No doubt about it, this unit has been cost-downed to the point it is a safety hazard. Whether you arrive at this conclusion based on the terrible grounding or the big discolored blotch on the PCB, it is simply THE worst power supply I have ever tested to date. I’m glad it’s dead.

Let’s carry on.

We’re cost-downing here, so there’s no point using decent capacitors, is there? And look, they’re even undersized for the board silkscreens.

And I find it hilarious that this thing actually has proper bleeder resistors to discharge those caps. That’s a safety thing. Safety costs money. What are we, millionaires?

Looking at this picture, we can clearly see that the source of the major heat damage we saw underneath is that diode, there, D21. I de-soldered and pulled it off the board… the PCB is totally black there. Surprisingly, the diode measured good.

Checking out at all this heat damage, you might be surprised that our exhaust temps were so low. There’s one simple explanation for it, though. The unit got no cooling where it mattered. The secondary is in a hot spot, where there was no airflow. Another reason it’s a safety hazard… they just stuck a big fan in there thinking the unit would automatically keep cooler than an 80mm at the exhaust. Wrongo. No airflow to the right parts, parts overheat, parts catch fire, fire spreads to the fan, fan seizes, fire spreads further, case melts… see how this goes?

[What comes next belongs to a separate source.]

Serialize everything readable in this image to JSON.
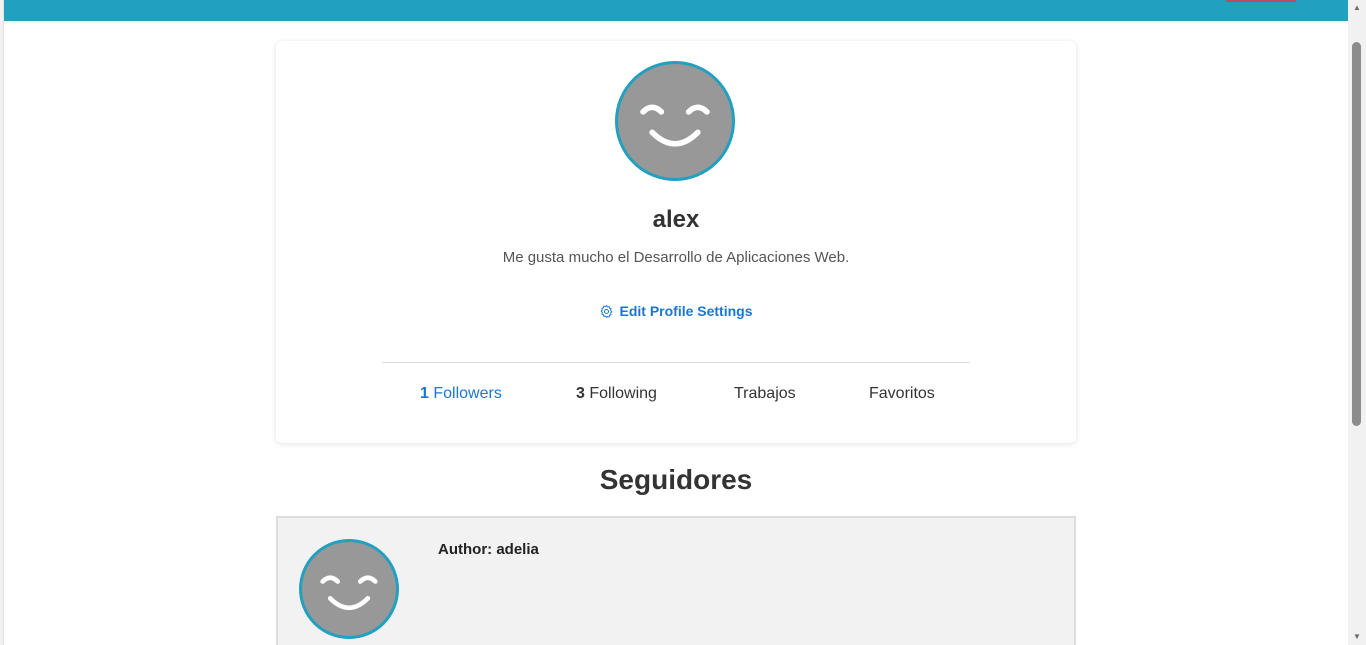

Oh, and let’s not forget the suckeriffic H.Q. capacitors here. Pi filters? Who needs those, they might have brought the ripple under control. Let’s continue our cost down march into oblivion and sell it to people who otherwise don’t know what they’re getting into, see the price, and think, “Oh, great! I’m a little too tapped out to finish my build with the power supply I want, but I’m saved! I’ll just grab this one for a bit until I can afford better. It’s cheap, but maybe it’ll do temporarily…”

Cost down, cost down, cost down the 5VSB rail too. Let’s use junk capacitors and go with an old two transistor design. Let’s face it though… with this unit, taking the risk of having the 5VSB rail hit 12 volts and fry the mainboard because of this crappy design are the very least of your potential problems. Uh… fire hazard, anyone?

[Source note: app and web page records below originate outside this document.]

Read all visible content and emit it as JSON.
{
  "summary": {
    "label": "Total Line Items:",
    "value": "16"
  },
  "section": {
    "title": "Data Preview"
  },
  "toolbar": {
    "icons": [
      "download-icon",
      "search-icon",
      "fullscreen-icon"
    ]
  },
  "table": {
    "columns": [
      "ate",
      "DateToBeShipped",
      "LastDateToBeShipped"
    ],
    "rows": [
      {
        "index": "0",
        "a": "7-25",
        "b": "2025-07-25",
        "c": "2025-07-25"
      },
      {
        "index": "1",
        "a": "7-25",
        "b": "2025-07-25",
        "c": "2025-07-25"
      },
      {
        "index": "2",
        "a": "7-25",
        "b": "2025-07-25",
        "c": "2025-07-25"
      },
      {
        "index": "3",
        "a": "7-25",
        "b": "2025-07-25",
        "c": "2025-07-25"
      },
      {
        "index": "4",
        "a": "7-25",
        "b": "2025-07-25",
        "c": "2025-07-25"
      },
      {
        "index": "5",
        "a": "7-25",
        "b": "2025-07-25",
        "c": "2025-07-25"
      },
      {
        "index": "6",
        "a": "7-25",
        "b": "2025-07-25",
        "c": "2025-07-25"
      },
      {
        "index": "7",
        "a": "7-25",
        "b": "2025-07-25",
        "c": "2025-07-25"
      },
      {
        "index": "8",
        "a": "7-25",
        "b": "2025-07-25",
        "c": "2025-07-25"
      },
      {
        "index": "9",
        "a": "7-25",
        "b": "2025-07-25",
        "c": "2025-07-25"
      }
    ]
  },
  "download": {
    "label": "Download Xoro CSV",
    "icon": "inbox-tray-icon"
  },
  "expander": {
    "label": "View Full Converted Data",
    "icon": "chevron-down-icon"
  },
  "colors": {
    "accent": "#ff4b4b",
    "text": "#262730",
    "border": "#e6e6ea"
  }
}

That chip you see there is a Weltrend WT7520. I wouldn’t be surprised if it’s the most expensive part in this wonder of wonders. It provides PWM control and very basic protection. How basic? Over voltage and under voltage only. If the error condition can’t be detected by those functions, it’s not going to shut down. There is an auxiliary input that runs to the primary side to provide overpower protection, but there’s nothing at all for the standby rail. It’s free to overvolt itself to the moon in this unit if it wants to.

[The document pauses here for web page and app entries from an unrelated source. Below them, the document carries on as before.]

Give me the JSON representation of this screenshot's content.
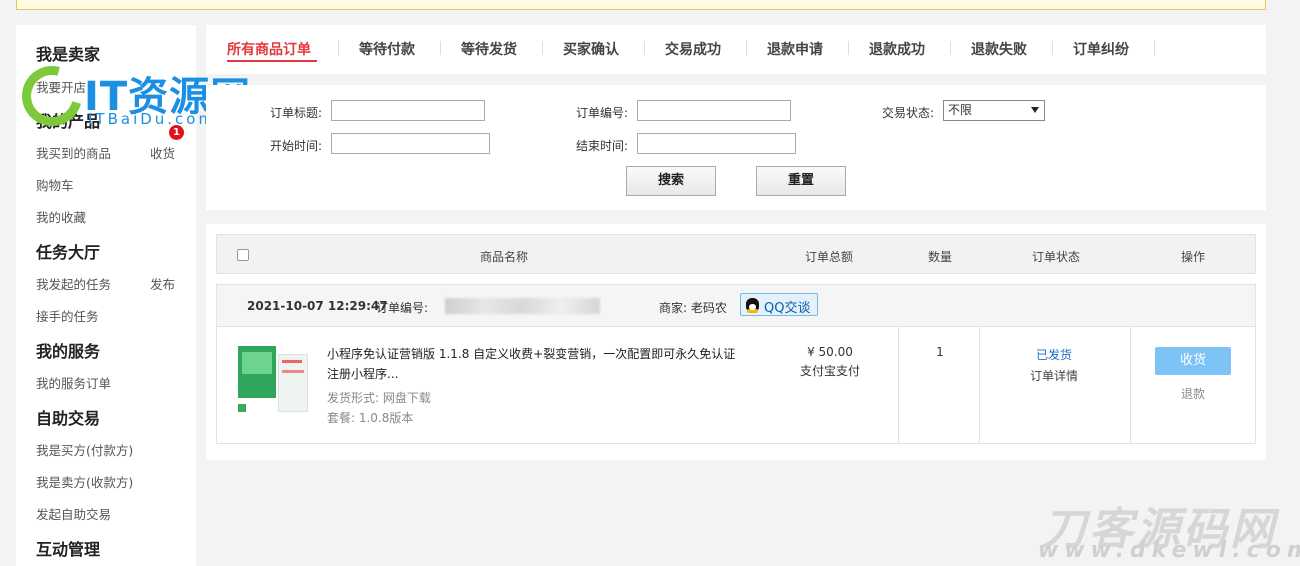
{
  "sidebar": {
    "sections": [
      {
        "title": "我是卖家"
      },
      {
        "title": "我的产品"
      },
      {
        "title": "任务大厅"
      },
      {
        "title": "我的服务"
      },
      {
        "title": "自助交易"
      },
      {
        "title": "互动管理"
      }
    ],
    "items": {
      "seller_open": "我要开店",
      "bought": "我买到的商品",
      "receive": "收货",
      "receive_badge": "1",
      "cart": "购物车",
      "favorites": "我的收藏",
      "my_tasks": "我发起的任务",
      "publish": "发布",
      "taken_tasks": "接手的任务",
      "service_orders": "我的服务订单",
      "buyer": "我是买方(付款方)",
      "seller": "我是卖方(收款方)",
      "self_trade": "发起自助交易"
    }
  },
  "watermark": {
    "logo_text": "IT资源网",
    "logo_sub": "ITBaiDu.com",
    "corner_text": "刀客源码网",
    "corner_sub": "www.dkewl.com"
  },
  "tabs": [
    {
      "label": "所有商品订单",
      "active": true
    },
    {
      "label": "等待付款"
    },
    {
      "label": "等待发货"
    },
    {
      "label": "买家确认"
    },
    {
      "label": "交易成功"
    },
    {
      "label": "退款申请"
    },
    {
      "label": "退款成功"
    },
    {
      "label": "退款失败"
    },
    {
      "label": "订单纠纷"
    }
  ],
  "filter": {
    "title_label": "订单标题:",
    "order_no_label": "订单编号:",
    "status_label": "交易状态:",
    "status_value": "不限",
    "start_label": "开始时间:",
    "end_label": "结束时间:",
    "search_button": "搜索",
    "reset_button": "重置"
  },
  "table": {
    "headers": {
      "name": "商品名称",
      "total": "订单总额",
      "qty": "数量",
      "status": "订单状态",
      "action": "操作"
    }
  },
  "order": {
    "datetime": "2021-10-07 12:29:47",
    "order_no_label": "订单编号:",
    "merchant": "商家: 老码农",
    "chat_button": "QQ交谈",
    "product_title": "小程序免认证营销版 1.1.8 自定义收费+裂变营销，一次配置即可永久免认证注册小程序...",
    "delivery": "发货形式: 网盘下载",
    "package": "套餐: 1.0.8版本",
    "price": "¥ 50.00",
    "pay_method": "支付宝支付",
    "quantity": "1",
    "status": "已发货",
    "detail_link": "订单详情",
    "receive_button": "收货",
    "refund_link": "退款"
  },
  "colors": {
    "accent": "#e4393c",
    "link": "#1a6ecf",
    "receive_button": "#7dc3f5"
  }
}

Now, I’m getting angry. Really angry. “For continued protection.” Like you have much of that to begin with. Like that fuse is going to stop this unit from lighting up like a cheap candle due to profound cost-downitis. Excuse me while I squish something.

Ow. I squished the cheap housing, bent it all to hell, and got a paper cut. A paper cut. From metal. Ever get one of those? Not pleasant.

Speaking of the housing, three of the four screws that hold the cover on were stripped out. Not the screw threads, the tapped holes in the housing. Remember, the housing is only grounded by a standoff hole on the PCB. That screw strips, the board lifts away from the standoff, and suddenly the case is NO LONGER GROUNDED.

Oh, look – a halfhearted stab at a line filter: two Y capacitors. That’s all. And four general-purpose diodes instead of a dedicated heatsinkable “might actually be able to handle the power” bridge rectifier. That fuse is good, of course. The unit died to protect it. Facepalm.

These are the secondary side parts. From left to right, we have 12V, 5V, and 3.3V. Not one of these measured bad.

In fact, I cannot find the problem with this unit. Something failed, but not definitively enough to test bad. Everything I put my meter on tested good. My money’s on that burned diode, not that I’m wasting another second of my time on this unit to replace it.

The primary side. All parts good. Let’s score this embarrassment to power supply engineering now, shall we?